DATASET CONTENT:
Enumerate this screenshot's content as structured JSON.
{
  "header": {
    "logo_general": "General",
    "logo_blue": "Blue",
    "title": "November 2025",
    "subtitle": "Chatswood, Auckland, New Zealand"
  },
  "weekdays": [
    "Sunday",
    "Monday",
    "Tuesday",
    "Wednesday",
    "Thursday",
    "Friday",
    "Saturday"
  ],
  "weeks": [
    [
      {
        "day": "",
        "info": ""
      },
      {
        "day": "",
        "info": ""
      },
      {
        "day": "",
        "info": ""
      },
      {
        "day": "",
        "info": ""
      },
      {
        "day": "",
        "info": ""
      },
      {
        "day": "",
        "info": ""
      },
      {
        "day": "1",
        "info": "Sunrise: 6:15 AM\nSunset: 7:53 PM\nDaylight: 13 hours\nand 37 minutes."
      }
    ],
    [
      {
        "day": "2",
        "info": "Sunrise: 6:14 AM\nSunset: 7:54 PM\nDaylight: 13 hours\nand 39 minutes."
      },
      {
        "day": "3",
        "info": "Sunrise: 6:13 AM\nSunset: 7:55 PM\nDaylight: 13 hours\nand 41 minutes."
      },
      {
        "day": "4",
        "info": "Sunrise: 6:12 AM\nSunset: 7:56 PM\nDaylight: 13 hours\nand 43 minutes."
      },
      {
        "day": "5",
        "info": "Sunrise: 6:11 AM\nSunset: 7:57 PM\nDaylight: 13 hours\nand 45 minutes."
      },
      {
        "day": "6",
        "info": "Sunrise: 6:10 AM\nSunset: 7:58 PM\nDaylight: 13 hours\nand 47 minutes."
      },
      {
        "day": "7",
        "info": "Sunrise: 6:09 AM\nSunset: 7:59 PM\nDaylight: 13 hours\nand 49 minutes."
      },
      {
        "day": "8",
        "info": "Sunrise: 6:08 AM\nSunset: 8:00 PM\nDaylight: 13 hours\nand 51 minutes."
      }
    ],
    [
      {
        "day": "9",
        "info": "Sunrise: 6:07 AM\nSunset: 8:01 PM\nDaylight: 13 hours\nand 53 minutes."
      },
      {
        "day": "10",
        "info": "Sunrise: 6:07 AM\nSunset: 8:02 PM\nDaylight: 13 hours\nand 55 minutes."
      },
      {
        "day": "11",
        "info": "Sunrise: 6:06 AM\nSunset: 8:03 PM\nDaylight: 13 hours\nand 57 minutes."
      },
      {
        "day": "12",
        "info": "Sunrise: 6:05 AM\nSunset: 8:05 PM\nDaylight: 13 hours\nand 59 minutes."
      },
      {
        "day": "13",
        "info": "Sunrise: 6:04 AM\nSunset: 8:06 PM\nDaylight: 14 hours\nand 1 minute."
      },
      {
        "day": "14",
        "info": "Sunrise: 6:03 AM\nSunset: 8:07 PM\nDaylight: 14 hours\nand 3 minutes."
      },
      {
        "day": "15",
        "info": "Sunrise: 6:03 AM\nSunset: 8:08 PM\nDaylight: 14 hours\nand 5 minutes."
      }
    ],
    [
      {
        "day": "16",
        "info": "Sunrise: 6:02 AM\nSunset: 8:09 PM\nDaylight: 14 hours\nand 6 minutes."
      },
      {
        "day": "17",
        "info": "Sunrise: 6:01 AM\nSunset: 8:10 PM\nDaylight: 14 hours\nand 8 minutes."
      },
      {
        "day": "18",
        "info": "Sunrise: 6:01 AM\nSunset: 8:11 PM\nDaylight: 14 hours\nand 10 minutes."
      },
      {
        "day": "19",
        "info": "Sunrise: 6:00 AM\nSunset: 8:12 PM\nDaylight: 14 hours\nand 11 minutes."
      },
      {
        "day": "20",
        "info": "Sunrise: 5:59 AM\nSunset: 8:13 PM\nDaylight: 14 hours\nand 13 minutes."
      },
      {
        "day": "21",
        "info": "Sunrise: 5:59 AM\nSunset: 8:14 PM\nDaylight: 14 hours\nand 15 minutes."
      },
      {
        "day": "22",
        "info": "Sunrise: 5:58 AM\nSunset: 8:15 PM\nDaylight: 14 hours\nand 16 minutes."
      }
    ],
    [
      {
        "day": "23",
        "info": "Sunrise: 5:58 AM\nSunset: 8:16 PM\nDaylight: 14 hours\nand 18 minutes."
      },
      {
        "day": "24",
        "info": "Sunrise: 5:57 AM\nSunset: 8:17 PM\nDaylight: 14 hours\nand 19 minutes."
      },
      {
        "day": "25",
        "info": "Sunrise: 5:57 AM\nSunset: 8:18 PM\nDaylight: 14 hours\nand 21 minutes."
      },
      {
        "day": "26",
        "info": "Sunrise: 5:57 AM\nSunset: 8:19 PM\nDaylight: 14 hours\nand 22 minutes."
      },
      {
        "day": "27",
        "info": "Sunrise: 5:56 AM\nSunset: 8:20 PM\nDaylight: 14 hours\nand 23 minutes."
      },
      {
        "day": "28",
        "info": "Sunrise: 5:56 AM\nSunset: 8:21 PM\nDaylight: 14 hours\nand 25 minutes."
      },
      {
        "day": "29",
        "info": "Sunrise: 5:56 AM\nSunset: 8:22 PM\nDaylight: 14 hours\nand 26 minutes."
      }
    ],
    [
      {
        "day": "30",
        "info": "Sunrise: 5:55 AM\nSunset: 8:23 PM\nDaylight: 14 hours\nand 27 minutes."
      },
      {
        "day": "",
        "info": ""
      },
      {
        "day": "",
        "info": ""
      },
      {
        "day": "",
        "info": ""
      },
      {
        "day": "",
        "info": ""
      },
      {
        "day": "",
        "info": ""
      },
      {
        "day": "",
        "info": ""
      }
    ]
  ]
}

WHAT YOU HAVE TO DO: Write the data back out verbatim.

OUTPUT FOR THIS TASK:
Enumerate this screenshot's content as structured JSON.
{
  "header": {
    "logo_general": "General",
    "logo_blue": "Blue",
    "title": "November 2025",
    "subtitle": "Chatswood, Auckland, New Zealand"
  },
  "weekdays": [
    "Sunday",
    "Monday",
    "Tuesday",
    "Wednesday",
    "Thursday",
    "Friday",
    "Saturday"
  ],
  "weeks": [
    [
      {
        "day": "",
        "info": ""
      },
      {
        "day": "",
        "info": ""
      },
      {
        "day": "",
        "info": ""
      },
      {
        "day": "",
        "info": ""
      },
      {
        "day": "",
        "info": ""
      },
      {
        "day": "",
        "info": ""
      },
      {
        "day": "1",
        "info": "Sunrise: 6:15 AM\nSunset: 7:53 PM\nDaylight: 13 hours\nand 37 minutes."
      }
    ],
    [
      {
        "day": "2",
        "info": "Sunrise: 6:14 AM\nSunset: 7:54 PM\nDaylight: 13 hours\nand 39 minutes."
      },
      {
        "day": "3",
        "info": "Sunrise: 6:13 AM\nSunset: 7:55 PM\nDaylight: 13 hours\nand 41 minutes."
      },
      {
        "day": "4",
        "info": "Sunrise: 6:12 AM\nSunset: 7:56 PM\nDaylight: 13 hours\nand 43 minutes."
      },
      {
        "day": "5",
        "info": "Sunrise: 6:11 AM\nSunset: 7:57 PM\nDaylight: 13 hours\nand 45 minutes."
      },
      {
        "day": "6",
        "info": "Sunrise: 6:10 AM\nSunset: 7:58 PM\nDaylight: 13 hours\nand 47 minutes."
      },
      {
        "day": "7",
        "info": "Sunrise: 6:09 AM\nSunset: 7:59 PM\nDaylight: 13 hours\nand 49 minutes."
      },
      {
        "day": "8",
        "info": "Sunrise: 6:08 AM\nSunset: 8:00 PM\nDaylight: 13 hours\nand 51 minutes."
      }
    ],
    [
      {
        "day": "9",
        "info": "Sunrise: 6:07 AM\nSunset: 8:01 PM\nDaylight: 13 hours\nand 53 minutes."
      },
      {
        "day": "10",
        "info": "Sunrise: 6:07 AM\nSunset: 8:02 PM\nDaylight: 13 hours\nand 55 minutes."
      },
      {
        "day": "11",
        "info": "Sunrise: 6:06 AM\nSunset: 8:03 PM\nDaylight: 13 hours\nand 57 minutes."
      },
      {
        "day": "12",
        "info": "Sunrise: 6:05 AM\nSunset: 8:05 PM\nDaylight: 13 hours\nand 59 minutes."
      },
      {
        "day": "13",
        "info": "Sunrise: 6:04 AM\nSunset: 8:06 PM\nDaylight: 14 hours\nand 1 minute."
      },
      {
        "day": "14",
        "info": "Sunrise: 6:03 AM\nSunset: 8:07 PM\nDaylight: 14 hours\nand 3 minutes."
      },
      {
        "day": "15",
        "info": "Sunrise: 6:03 AM\nSunset: 8:08 PM\nDaylight: 14 hours\nand 5 minutes."
      }
    ],
    [
      {
        "day": "16",
        "info": "Sunrise: 6:02 AM\nSunset: 8:09 PM\nDaylight: 14 hours\nand 6 minutes."
      },
      {
        "day": "17",
        "info": "Sunrise: 6:01 AM\nSunset: 8:10 PM\nDaylight: 14 hours\nand 8 minutes."
      },
      {
        "day": "18",
        "info": "Sunrise: 6:01 AM\nSunset: 8:11 PM\nDaylight: 14 hours\nand 10 minutes."
      },
      {
        "day": "19",
        "info": "Sunrise: 6:00 AM\nSunset: 8:12 PM\nDaylight: 14 hours\nand 11 minutes."
      },
      {
        "day": "20",
        "info": "Sunrise: 5:59 AM\nSunset: 8:13 PM\nDaylight: 14 hours\nand 13 minutes."
      },
      {
        "day": "21",
        "info": "Sunrise: 5:59 AM\nSunset: 8:14 PM\nDaylight: 14 hours\nand 15 minutes."
      },
      {
        "day": "22",
        "info": "Sunrise: 5:58 AM\nSunset: 8:15 PM\nDaylight: 14 hours\nand 16 minutes."
      }
    ],
    [
      {
        "day": "23",
        "info": "Sunrise: 5:58 AM\nSunset: 8:16 PM\nDaylight: 14 hours\nand 18 minutes."
      },
      {
        "day": "24",
        "info": "Sunrise: 5:57 AM\nSunset: 8:17 PM\nDaylight: 14 hours\nand 19 minutes."
      },
      {
        "day": "25",
        "info": "Sunrise: 5:57 AM\nSunset: 8:18 PM\nDaylight: 14 hours\nand 21 minutes."
      },
      {
        "day": "26",
        "info": "Sunrise: 5:57 AM\nSunset: 8:19 PM\nDaylight: 14 hours\nand 22 minutes."
      },
      {
        "day": "27",
        "info": "Sunrise: 5:56 AM\nSunset: 8:20 PM\nDaylight: 14 hours\nand 23 minutes."
      },
      {
        "day": "28",
        "info": "Sunrise: 5:56 AM\nSunset: 8:21 PM\nDaylight: 14 hours\nand 25 minutes."
      },
      {
        "day": "29",
        "info": "Sunrise: 5:56 AM\nSunset: 8:22 PM\nDaylight: 14 hours\nand 26 minutes."
      }
    ],
    [
      {
        "day": "30",
        "info": "Sunrise: 5:55 AM\nSunset: 8:23 PM\nDaylight: 14 hours\nand 27 minutes."
      },
      {
        "day": "",
        "info": ""
      },
      {
        "day": "",
        "info": ""
      },
      {
        "day": "",
        "info": ""
      },
      {
        "day": "",
        "info": ""
      },
      {
        "day": "",
        "info": ""
      },
      {
        "day": "",
        "info": ""
      }
    ]
  ]
}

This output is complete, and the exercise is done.